Gallus gallus — or the common hen, to you and I — may not be so bird-brained after all. Researchers at Bristol University have recently concluded a series of experiments, which showed that chickens clearly exhibit empathic traits and signs of anxiety when their young are disturbed.

This is the first time such results have been gleaned from any creature in the bird species and the researchers said that the outcome may have implications for the welfare of chickens raised in battery farms.

In humane tests, the feathers of chicks were ruffled by gusts of air and the hens’ reactions were monitored. The hens clearly showed what in psychological terms is described as ‘mirroring’, in which the hens became increasingly alert, their heart rates increased, and their eye temperatures lowered — a tell-tale sign of anxiety. The hens also dramatically reduced their preening activities and ‘clucked’ at the chicks more than usual.

The researchers also noted that in battery farms, commercially-reared chickens may be highly affected when encountering others who are distressed “owing to routine husbandry practices or the high prevalence of conditions such as bone fractures or leg disorders”.
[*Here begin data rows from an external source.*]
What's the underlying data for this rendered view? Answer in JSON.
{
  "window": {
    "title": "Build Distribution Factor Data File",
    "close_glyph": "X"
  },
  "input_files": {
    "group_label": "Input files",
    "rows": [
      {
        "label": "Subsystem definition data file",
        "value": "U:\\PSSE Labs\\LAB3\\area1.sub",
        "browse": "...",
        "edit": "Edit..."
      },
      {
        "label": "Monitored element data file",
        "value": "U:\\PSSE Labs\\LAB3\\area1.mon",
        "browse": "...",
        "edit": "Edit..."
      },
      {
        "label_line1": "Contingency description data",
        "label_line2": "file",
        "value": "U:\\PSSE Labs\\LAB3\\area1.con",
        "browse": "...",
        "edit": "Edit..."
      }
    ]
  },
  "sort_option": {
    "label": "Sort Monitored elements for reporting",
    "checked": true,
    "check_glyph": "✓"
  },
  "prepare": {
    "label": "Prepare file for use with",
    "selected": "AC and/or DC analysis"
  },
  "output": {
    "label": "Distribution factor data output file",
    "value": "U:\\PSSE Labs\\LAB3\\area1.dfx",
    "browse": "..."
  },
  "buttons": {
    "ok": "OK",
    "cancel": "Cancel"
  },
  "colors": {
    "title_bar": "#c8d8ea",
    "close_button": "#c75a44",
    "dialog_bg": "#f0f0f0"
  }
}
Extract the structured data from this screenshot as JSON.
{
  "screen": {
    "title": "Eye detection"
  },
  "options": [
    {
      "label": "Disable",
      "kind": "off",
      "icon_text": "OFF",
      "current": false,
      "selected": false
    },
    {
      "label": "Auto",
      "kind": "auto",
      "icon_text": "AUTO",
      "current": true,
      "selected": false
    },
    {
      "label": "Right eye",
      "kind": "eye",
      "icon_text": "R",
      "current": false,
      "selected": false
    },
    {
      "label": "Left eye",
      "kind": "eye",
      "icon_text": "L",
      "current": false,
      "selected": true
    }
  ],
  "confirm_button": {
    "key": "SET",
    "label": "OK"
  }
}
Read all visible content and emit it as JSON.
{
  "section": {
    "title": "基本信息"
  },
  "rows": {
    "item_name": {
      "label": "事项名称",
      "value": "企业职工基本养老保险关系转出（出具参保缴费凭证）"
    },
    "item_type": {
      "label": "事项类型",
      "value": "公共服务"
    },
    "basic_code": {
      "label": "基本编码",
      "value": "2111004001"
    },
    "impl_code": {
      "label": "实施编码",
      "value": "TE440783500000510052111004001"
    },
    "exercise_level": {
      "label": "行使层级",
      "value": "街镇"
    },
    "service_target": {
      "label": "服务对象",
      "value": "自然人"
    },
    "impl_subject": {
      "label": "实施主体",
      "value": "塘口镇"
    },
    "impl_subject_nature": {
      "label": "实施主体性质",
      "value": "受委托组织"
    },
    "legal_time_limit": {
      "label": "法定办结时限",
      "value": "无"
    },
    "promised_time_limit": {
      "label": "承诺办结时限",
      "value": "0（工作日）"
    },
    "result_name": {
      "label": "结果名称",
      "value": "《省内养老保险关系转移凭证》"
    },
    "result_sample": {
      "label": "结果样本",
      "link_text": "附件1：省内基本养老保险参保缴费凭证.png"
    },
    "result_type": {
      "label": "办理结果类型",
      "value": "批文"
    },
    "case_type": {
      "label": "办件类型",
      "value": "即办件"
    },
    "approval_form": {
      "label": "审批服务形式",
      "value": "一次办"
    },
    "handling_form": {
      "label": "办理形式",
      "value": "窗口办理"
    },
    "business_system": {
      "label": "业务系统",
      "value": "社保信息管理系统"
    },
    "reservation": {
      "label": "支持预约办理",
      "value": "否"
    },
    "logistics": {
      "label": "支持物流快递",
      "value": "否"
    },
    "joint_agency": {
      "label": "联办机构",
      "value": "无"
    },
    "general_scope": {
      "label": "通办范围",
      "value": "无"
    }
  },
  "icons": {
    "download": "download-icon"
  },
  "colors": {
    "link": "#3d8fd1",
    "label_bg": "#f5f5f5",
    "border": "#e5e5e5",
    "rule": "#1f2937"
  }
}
Study leader Prof Joe Edgar explained: “We found that adult female birds possess at least one of the essential underpinning attributes of empathy — the ability to be affected by, and share, the emotional state of another.” The findings were published recently by the Royal Society.

pat.kelly@imt.ie